        output.write(s.replace(stext, rtext))


  # For older versions of Python (1.5.2 and earlier) import
  # the string module and replace the last two lines with:
  #
  # for s in input.readlines():
  #     output.write(string.replace(s, stext, rtext))

Perhaps this is too simple to be included as a cookbook entry, but it's a frequently asked question. Maybe teachers will stop assigning it as a homework problem. ;-)

5 comments

Adam Krieg 19 years, 10 months ago  # | flag

Slight Mods. This code as is will not work. The main problem is that the output file object is not closed, so nothing actually gets written to the file. Also xreadlines is not a method of the file object (at least not in Jython, where I tested this). Anyway, give this one a go:

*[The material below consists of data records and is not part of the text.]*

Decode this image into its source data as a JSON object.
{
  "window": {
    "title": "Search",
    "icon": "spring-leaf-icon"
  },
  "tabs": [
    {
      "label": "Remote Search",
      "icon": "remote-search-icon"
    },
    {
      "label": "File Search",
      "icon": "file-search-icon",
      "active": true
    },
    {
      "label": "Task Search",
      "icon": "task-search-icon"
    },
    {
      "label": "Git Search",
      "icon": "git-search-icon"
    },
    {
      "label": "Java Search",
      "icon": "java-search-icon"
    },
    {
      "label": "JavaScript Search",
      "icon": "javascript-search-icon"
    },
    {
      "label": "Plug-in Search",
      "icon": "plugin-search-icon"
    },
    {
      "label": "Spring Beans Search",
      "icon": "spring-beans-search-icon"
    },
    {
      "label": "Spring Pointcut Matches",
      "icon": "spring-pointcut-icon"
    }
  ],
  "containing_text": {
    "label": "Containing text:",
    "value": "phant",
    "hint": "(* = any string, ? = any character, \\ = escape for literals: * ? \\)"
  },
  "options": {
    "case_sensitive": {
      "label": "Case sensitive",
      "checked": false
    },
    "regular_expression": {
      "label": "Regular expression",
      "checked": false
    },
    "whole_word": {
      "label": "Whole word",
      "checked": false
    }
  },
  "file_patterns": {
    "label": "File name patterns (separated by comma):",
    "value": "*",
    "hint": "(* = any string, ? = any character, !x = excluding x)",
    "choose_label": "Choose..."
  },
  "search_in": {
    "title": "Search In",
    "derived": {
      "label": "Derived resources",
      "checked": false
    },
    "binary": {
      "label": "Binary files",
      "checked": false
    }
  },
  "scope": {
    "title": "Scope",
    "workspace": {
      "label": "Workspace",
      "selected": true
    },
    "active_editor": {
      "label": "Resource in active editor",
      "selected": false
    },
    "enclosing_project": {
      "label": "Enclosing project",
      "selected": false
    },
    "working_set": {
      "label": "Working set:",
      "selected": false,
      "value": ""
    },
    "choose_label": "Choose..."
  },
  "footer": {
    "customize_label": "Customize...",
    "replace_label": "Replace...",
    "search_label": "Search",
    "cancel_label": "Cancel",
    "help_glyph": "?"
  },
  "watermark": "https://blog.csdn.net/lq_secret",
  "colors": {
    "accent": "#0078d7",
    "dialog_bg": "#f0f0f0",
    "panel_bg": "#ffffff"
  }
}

#!/usr/bin/env python
import os, sys, xreadlines
usage = "usage: %s search_text replace_text [infile [outfile]]" %         os.path.basename(sys.argv[0])

if len(sys.argv) &lt; 3:
        print usage
else:
        stext = sys.argv[1]
        rtext = sys.argv[2]
        input = sys.stdin
        output = sys.stdout
        print "There are %s args " %len(sys.argv)
        if len(sys.argv) &gt; 3:
            input = open(sys.argv[3])
        if len(sys.argv) &gt; 4:
            output = open(sys.argv[4], 'w')
        print "output = ",output
        for s in xreadlines.xreadlines(input):
        print "s= ",s
            output.write(s.replace(stext, rtext))
        if len(sys.argv)&gt; 3:
        input.close()
        if len(sys.argv) &gt; 4:
            output.close()
Jani Peki 15 years, 11 months ago  # | flag

xreadlines is deprecated. Since xreadlines is deprecated the solution should look like this:

#!/usr/bin/python
import os, sys
usage = "usage: %s search_text replace_text [infile [outfile]]" %         os.path.basename(sys.argv[0])

if len(sys.argv) &lt; 3:
       print usage

else:
        stext = sys.argv[1]
        rtext = sys.argv[2]
        input = sys.stdin
        output = sys.stdout
        print "There are %s args " %len(sys.argv)

        if len(sys.argv) > 3:
                input = open(sys.argv[3])

        if len(sys.argv) > 4:
                output = open(sys.argv[4], 'w')

        for s in input:
                output.write(s.replace(stext, rtext))

        if len(sys.argv)> 3:
            input.close()
            if len(sys.argv) > 4:
                    output.close()
Alex Manus 14 years, 6 months ago  # | flag

None of these work. Actually, all of these examples are wrong, s is not defined anywhere in the script and the replace method requires 3 arguments.

Daniel Eggleston 14 years, 2 months ago  # | flag

Actually. You are wrong... s is declared in the for loop where it is used, and the third argument to replace is optional.

Shawn Clark 12 years, 3 months ago  # | flag

great recipe, it has been years since I did Python so I appreciate it!